It’s a year later, and Tarah Souders is hesitant to identify herself over the phone.
“That depends on who’s asking,” Aliahna Lemmon’s mother said in a voice that sounded groggy.
She does not want to talk about what happened, she does not want to talk about her daughter and she does not want to talk about where she’s living, whether she’s still in Fort Wayne or elsewhere.
In the aftermath of Aliahna’s disappearance, Souders and her family spoke frequently to the media, making pleas for anyone with information about where she might be to come forward.
But once the girl’s body was found, once police connected a family friend to her killing and once Souders’ living situation came under heavy public scrutiny, the interviews ceased.
When the family came to Fort Wayne, they settled into what was then called the Northway mobile home park. Nestled in a wooded area at Diebold Road and North Clinton Street, the park was – and still is – a haven for sex offenders.
At the time of Aliahna’s killing, there were 15 sex offenders living in the two dozen or so units, including Aliahna’s grandfather, who had previously been convicted of child molesting.
Michael Len Plumadore lived with Aliahna’s grandfather in the trailer park, and he became someone the nation and police would fixate on once the girl disappeared.
Then 39, Plumadore took care of Aliahna’s ailing grandfather during the final months of his life, until the man died in early December of last year.
In that time, Plumadore became so close to Aliahna’s family that the kids called him “Uncle Mike.” Souders even described him in interviews as someone who was “like a brother” to her.
What is not clear is whether they knew of Plumadore’s past.
Although he was never convicted of a sex crime, an Iowa woman once accused Plumadore of stalking and sexually harassing her 13-year-old daughter in 2010.
He had other run-ins with the law, as well, most notably for auto theft in North Carolina.
Souders left Plumadore in charge of her children for about a week last December while she suffered from illness, she told police and media.
Soon after the girl’s disappearance, the public began asking how she could live in such a trailer park with so many sex offenders around, and more importantly, how she could leave her children with a man like Plumadore.
Either late Dec. 22 or early Dec. 23, Plumadore took a brick to Aliahna’s head while she was at the doorstep of his trailer, he later told police.
While he admitted to the crime in court in exchange for a plea deal that offered him life in prison without the possibility of parole, he never revealed why he killed the girl.
This allowed speculation and theories about what led to the killing to run rampant in the year since.
Those who found his Facebook page after Aliahna went missing noticed that most of his 600 “friends” were young girls or women with scantily clad profile pictures.
Others simply drew conclusions by pointing out the fact he lived with a convicted sex offender.

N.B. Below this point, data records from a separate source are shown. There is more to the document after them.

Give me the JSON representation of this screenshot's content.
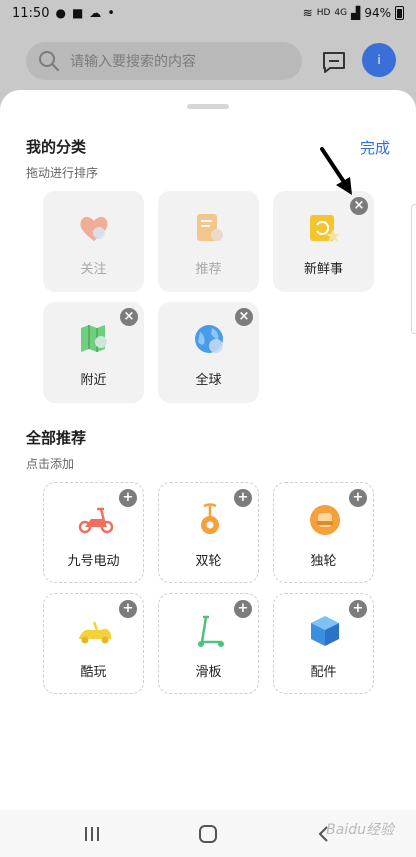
{
  "status_bar": {
    "time": "11:50",
    "dot": "•",
    "network": "HD",
    "signal_label": "4G",
    "battery_percent": "94%"
  },
  "header": {
    "search_placeholder": "请输入要搜索的内容",
    "avatar_initial": "i"
  },
  "my_categories": {
    "title": "我的分类",
    "subtitle": "拖动进行排序",
    "done_label": "完成",
    "items": [
      {
        "label": "关注",
        "icon": "heart-icon",
        "removable": false
      },
      {
        "label": "推荐",
        "icon": "document-icon",
        "removable": false
      },
      {
        "label": "新鲜事",
        "icon": "news-icon",
        "removable": true
      },
      {
        "label": "附近",
        "icon": "map-icon",
        "removable": true
      },
      {
        "label": "全球",
        "icon": "globe-icon",
        "removable": true
      }
    ]
  },
  "all_recommend": {
    "title": "全部推荐",
    "subtitle": "点击添加",
    "items": [
      {
        "label": "九号电动",
        "icon": "scooter-icon"
      },
      {
        "label": "双轮",
        "icon": "balance-scooter-icon"
      },
      {
        "label": "独轮",
        "icon": "unicycle-icon"
      },
      {
        "label": "酷玩",
        "icon": "gokart-icon"
      },
      {
        "label": "滑板",
        "icon": "kick-scooter-icon"
      },
      {
        "label": "配件",
        "icon": "box-icon"
      }
    ]
  },
  "badges": {
    "remove": "×",
    "add": "+"
  },
  "watermark": "Baidu经验",
  "colors": {
    "accent": "#2e6fdb",
    "badge": "#7c7c7c",
    "tile_bg": "#f2f2f2"
  }
}
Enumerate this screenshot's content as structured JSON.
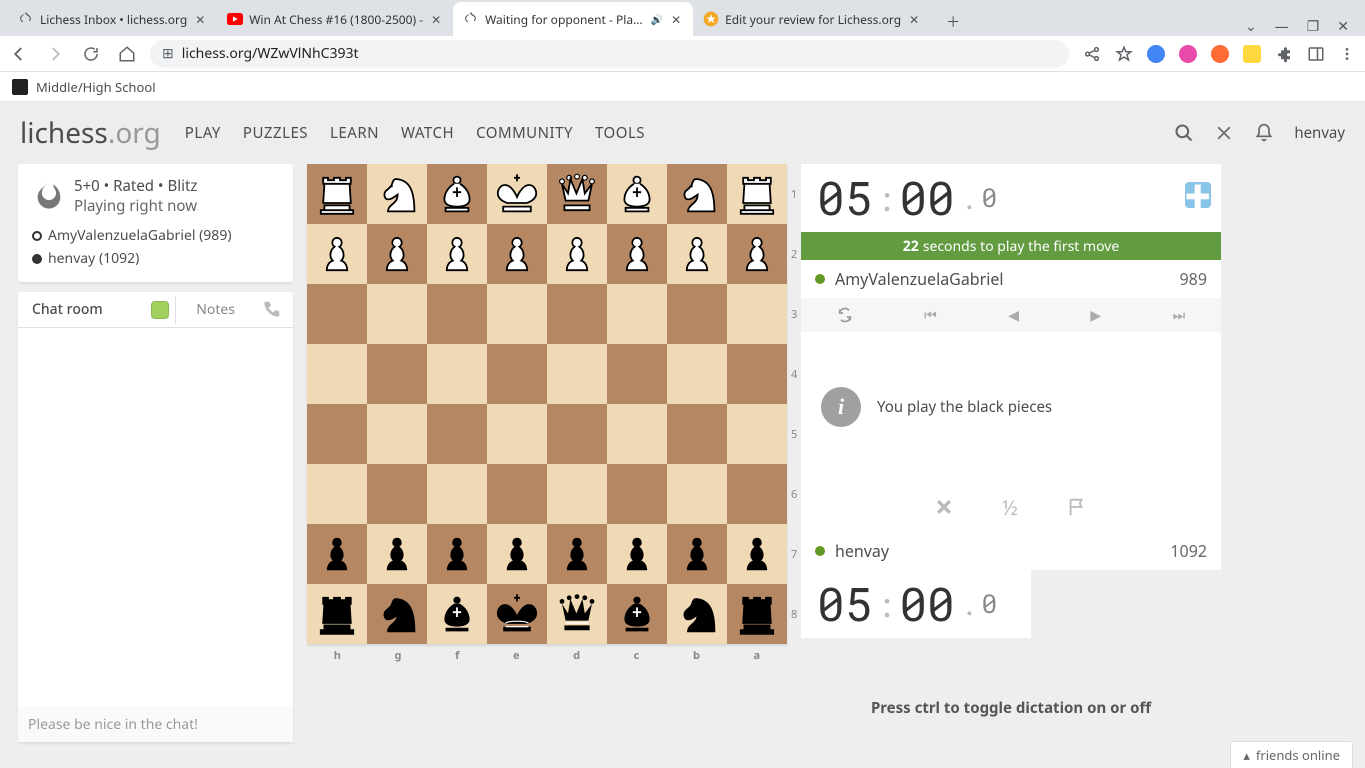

Since his arrest, Plumadore has not agreed to an interview with the media. He’s serving his time at the Wabash Valley Correctional Facility, according to Indiana’s prison records.
And Souders has remained largely silent.
At one point, her other children were taken by the state and she was attempting to get them back. Whether she succeeded is not known.
The trailer park where the killing happened still stands one year later.
Located near the Carmike Cinema on Dupont Road, it went up for auction last spring, with its sellers touting the area as prime for business development.
But it did not sell.
The owners, who did not return a call to comment, changed its name to Dupont Triangle and created a new website advertising the area as a “relaxing, beautifully landscaped community for all renters to enjoy.”
Still, just as in the days leading up to Aliahna’s disappearance, it is filled with older and in some cases decrepit trailers, some of which are crumbling or in disrepair.
And the park’s location away from public parks or schools is attractive to sex offenders, who are limited by state law as to where they can live.
Now 24 sex offenders live there, according to county records.
It’s a year later, and things look as they always do.